These trees are dying as a result of prolonged stress. 

In almost every case, the trees were planted too close together. While the trees were young everything was fine. As the trees aged their space and water needs increased. 

Irrigation was always applied beginning from when they were planted, or else they would have died almost immediately. The problem is a combination of not meeting the increased water needs as a plant grows, along with the ever-growing competition with its neighbors for resources. Simply, the amount of water and care provided did not keep pace with each tree's needs.

A prolonged lack of water and resources creates stress. Stressed trees are susceptible to attacks by pests and pathogens. The widespread decline of Arizona cypress is a result of disease and insects caused by prolonged stress.

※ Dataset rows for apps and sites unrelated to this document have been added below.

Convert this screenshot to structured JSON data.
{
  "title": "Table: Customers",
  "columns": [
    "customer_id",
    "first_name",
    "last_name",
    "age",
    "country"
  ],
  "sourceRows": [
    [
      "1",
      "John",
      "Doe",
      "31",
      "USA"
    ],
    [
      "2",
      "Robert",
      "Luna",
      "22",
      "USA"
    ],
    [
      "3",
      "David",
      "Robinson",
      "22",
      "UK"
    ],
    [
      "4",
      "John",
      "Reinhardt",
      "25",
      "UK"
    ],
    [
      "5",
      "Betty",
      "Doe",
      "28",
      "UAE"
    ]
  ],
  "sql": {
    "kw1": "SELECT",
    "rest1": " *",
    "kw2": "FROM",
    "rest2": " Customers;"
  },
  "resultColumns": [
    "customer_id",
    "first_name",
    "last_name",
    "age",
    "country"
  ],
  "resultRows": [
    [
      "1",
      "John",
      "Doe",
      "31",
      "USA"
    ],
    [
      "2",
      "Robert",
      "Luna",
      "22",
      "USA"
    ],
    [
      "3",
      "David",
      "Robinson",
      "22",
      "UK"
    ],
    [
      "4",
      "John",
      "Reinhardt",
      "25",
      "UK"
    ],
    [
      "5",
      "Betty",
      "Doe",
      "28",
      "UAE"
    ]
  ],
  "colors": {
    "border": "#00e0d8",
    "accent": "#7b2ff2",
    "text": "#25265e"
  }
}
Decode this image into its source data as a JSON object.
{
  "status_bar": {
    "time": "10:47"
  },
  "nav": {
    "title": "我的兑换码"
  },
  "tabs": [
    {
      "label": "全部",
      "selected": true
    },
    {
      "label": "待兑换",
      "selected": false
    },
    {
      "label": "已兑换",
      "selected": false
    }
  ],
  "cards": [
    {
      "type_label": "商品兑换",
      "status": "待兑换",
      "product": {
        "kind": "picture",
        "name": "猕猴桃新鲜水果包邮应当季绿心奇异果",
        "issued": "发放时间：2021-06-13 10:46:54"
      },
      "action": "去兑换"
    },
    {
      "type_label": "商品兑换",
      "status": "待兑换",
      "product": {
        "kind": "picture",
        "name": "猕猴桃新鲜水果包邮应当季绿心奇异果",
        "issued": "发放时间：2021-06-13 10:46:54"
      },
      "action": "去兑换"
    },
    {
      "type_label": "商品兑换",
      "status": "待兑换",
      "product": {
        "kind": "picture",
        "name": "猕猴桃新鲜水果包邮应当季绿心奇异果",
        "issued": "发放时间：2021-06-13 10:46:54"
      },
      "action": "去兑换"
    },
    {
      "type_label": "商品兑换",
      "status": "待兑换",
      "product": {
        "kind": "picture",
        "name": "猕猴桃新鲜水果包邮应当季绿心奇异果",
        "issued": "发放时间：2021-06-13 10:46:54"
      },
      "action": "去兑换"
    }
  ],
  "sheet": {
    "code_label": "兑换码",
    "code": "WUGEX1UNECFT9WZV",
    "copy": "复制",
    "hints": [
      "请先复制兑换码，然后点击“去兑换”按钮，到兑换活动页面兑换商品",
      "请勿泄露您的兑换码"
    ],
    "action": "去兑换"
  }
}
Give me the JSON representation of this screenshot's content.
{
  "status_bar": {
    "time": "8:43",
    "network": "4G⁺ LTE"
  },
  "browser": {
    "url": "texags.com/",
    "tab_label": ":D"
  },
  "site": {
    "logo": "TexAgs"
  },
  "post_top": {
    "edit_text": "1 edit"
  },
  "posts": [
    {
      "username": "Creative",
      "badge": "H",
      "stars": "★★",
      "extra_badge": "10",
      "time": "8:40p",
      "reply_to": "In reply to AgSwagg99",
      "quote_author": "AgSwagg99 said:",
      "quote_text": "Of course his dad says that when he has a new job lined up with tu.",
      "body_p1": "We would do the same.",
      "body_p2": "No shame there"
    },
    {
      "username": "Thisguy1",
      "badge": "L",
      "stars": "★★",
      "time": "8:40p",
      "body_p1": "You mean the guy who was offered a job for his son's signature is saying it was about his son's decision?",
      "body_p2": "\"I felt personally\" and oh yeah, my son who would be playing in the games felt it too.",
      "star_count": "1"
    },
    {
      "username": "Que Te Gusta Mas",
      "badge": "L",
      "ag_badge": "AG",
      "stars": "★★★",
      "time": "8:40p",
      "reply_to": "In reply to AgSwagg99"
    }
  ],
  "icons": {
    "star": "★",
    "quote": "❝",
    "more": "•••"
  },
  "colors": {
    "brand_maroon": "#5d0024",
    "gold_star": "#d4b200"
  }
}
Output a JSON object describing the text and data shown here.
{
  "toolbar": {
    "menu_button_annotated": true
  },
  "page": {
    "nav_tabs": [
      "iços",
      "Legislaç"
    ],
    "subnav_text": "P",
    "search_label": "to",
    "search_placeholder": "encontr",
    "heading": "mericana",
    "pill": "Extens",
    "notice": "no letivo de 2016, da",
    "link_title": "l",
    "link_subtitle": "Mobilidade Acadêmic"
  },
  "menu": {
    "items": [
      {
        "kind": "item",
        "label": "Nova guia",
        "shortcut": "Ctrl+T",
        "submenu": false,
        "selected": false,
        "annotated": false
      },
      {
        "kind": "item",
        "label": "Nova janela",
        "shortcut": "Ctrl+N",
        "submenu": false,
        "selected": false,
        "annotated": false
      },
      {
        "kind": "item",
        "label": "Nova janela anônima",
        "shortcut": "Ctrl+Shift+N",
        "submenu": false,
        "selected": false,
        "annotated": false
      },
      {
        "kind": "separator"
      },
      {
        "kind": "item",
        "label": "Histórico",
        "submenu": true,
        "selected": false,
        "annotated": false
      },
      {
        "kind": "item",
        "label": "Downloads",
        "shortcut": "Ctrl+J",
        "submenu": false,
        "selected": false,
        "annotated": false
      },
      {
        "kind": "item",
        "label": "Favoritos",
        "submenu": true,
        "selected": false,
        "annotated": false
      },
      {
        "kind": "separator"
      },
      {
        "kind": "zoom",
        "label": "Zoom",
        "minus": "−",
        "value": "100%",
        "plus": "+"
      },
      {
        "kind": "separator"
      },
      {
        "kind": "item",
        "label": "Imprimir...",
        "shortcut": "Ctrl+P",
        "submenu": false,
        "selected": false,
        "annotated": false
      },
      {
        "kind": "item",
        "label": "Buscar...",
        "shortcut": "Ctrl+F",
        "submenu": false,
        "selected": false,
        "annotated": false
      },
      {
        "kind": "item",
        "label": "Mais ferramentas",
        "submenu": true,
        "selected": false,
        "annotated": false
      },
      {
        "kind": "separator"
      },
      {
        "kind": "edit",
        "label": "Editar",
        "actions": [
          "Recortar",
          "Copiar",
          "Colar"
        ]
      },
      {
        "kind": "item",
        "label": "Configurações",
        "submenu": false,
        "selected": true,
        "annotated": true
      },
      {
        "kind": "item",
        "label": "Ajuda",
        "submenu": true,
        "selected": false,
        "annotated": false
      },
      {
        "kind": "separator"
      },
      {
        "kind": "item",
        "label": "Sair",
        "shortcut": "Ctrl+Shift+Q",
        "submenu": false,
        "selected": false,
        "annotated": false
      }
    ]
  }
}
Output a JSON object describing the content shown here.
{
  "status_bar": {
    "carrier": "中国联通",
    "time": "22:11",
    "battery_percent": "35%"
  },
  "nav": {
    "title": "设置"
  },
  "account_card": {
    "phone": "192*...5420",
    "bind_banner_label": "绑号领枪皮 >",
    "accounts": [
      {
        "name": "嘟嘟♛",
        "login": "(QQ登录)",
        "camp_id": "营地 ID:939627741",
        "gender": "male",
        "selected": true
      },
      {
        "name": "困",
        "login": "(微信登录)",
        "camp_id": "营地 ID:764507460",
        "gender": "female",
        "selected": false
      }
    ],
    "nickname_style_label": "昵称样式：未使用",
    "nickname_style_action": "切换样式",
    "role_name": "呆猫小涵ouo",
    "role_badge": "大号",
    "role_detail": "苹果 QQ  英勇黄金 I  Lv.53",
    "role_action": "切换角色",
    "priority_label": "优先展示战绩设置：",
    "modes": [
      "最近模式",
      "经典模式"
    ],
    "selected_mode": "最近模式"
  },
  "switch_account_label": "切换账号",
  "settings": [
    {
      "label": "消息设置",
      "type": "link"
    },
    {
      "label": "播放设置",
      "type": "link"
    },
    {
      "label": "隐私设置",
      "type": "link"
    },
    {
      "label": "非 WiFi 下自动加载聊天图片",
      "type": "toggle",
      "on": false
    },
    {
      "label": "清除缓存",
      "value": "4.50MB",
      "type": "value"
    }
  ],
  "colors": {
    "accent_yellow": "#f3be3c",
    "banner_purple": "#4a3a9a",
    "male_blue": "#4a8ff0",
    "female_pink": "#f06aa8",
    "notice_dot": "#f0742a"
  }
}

A good indicator of the stresses endured by these trees is their small stature. Trees 3 or 4 decades old should be much taller. Most trees I see are well under 30 feet tall, but many are closer to 20 feet in height. Stress slows growth rate.

Two main problems are observed in landscapes:

  1. Bark beetles
  2. Canker diseases

Both issues thrive in stressed trees. The close planting common here makes it easy for problems to spread along a long, uniform row of stressed plants. Of the 2 bark beetles appear to be more common.

How Do I Save My Arizona Cypress?

The key to preserving Arizona cypress in Owens Valley landscapes is to reduce stress. Healthy, vigorous trees are less prone to issues.

There are 3 steps you should take to improve your trees' chances:

  1. Remove any dead trees and branches.
  2. Remove trees to increase space between trees. This could mean removing every other tree...or more! Aim for mature trees to 10' to 15' apart. More is better. 
  3. Increase water. Aside of just applying water longer or more frequently, the area that you apply water should increase as well. The initial water berm used at planted is not adequate for a larger tree. At a minimum, the irrigated area should be wider than the drip line of the tree. More area is better. There are many ways to accomplish this (See irrigation page) but it is important. a 4-foot irrigation circle is inadequate over the long haul.

It may not be an option for you, but mulch can moderate stress and water loss in the roots. Wood chips work well for this purpose.

What about insecticides? 

There are insecticides meant to treat bark beetles. While they can be effective, it usually doesn't make economic sense to treat the large number trees that are usually under attack in your row. It may be worth treating a prized specimen, but unless you take care of the underlying problem of chronic stress, you will not ultimately be successful.

Information on homeowner insecticides used on bark beetles in California is available at this UC IPM page. (Spanish version.)